Country: United Kingdom
Delegate Name: Connor Argenzio
United Nations Legal Committee
Limits of Diplomatic Immunity
Forest Hills Northern High School
Diplomacy is the central pillar of our international community; without it, the world would likely fall into utter chaos. The United Nations recognizes this importance and has implemented protective measures. To that end, diplomats are protected by a concept known as ‘diplomatic immunity’; this principle exempts all foreign officials from culpability in their official and personal activities under local courts. This precept was established by the Vienna convention in 1961. This immunity is broad; under international law, high-level ambassadors, their deputies, and immediate family can commit crimes ranging from petty theft to murder without the fear of prosecution.

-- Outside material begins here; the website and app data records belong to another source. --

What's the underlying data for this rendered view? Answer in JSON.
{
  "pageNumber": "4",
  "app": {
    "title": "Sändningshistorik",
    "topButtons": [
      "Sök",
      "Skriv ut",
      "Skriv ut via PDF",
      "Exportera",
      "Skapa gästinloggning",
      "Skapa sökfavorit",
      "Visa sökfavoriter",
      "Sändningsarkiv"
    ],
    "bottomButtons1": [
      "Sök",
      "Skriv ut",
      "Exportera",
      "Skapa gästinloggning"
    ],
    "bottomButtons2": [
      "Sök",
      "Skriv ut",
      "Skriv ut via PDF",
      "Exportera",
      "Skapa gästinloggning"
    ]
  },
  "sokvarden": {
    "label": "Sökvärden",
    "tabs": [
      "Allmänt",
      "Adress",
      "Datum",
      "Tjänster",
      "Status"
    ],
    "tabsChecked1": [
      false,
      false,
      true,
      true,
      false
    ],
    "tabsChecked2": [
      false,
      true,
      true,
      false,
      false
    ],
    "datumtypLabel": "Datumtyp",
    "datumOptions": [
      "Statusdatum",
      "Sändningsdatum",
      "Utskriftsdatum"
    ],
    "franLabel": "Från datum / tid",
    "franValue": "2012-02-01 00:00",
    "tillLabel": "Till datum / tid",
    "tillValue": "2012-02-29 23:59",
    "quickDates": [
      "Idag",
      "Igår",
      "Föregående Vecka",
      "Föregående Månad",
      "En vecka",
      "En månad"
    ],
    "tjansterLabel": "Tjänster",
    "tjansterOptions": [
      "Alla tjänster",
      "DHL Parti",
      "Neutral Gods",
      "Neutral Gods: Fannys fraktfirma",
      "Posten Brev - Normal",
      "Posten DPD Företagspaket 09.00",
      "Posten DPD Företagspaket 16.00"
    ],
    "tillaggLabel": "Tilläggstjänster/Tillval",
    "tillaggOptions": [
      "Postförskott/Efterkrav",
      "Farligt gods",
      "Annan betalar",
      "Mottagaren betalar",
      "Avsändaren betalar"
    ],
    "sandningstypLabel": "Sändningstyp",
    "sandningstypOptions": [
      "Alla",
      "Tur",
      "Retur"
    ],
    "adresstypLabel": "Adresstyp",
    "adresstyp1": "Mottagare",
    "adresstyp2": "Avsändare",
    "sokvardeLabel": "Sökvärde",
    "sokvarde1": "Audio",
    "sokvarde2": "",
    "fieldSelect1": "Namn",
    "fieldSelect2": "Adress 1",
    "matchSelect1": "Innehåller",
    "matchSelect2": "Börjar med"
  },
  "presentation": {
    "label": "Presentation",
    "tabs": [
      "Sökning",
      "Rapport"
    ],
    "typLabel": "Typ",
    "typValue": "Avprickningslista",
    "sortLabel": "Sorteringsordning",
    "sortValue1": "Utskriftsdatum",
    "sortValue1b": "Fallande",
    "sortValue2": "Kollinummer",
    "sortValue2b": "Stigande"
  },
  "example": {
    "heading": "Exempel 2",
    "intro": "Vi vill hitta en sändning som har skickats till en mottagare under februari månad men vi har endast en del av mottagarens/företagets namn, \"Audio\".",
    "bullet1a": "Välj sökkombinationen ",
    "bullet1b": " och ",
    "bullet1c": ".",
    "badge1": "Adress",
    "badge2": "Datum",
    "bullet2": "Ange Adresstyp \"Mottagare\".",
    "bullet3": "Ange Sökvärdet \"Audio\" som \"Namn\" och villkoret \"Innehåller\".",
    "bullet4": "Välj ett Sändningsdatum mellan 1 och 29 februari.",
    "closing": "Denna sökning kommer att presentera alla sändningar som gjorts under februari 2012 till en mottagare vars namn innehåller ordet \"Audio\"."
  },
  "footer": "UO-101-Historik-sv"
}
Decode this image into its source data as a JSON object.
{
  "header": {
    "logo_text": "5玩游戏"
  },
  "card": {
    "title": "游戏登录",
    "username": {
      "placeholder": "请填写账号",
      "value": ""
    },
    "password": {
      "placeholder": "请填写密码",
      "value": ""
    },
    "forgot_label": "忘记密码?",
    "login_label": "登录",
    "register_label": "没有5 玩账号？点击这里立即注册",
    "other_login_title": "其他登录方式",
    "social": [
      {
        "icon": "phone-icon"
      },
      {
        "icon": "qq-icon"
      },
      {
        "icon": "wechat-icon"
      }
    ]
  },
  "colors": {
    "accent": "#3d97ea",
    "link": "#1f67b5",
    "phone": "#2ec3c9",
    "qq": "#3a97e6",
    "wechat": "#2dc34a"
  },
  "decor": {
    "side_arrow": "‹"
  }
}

The United Kingdom, with 160 active embassies in London, is committed to protecting foreign diplomats and preserving international diplomacy. However, the UK and the world have recognized the evident drawbacks of such broad immunity. For example, this year, the British Supreme Court ruled that the diplomats do not receive diplomatic protection from breaches of modern slavery laws in Basfar v Wong by a majority of three. Moreover, in response to the death of Harry Dunn, caused by the wife of an American diplomat, the UK has revised its diplomatic immunity laws to ensure that the relatives of diplomats cannot kill with impunity. The new legal revision allows for the prosecution of family members. Both of these developments have reduced the unnatural immunity held by unimportant characters.
The UK is well aware of the necessity of diplomatic immunity. However, we in the UK have been made painfully aware of its shortcomings. The current diplomatic immunity laws were made 70 years ago in a drastically different geopolitical atmosphere. We are no longer in the cold war, and therefore, the UK moves that diplomatic immunity be curtailed. There is no reason for lower-level officials and non-government-associated individuals such as family members to have complete impunity of prosecution. Consequences must exist to maintain the integrity of the law. However, we support the diplomatic immunity of high-level diplomats and leaders. The Vienna convention must be amended to represent the current diplomatic realities better. The United Kingdom looks forward to working with all nations to further the ideas of diplomacy.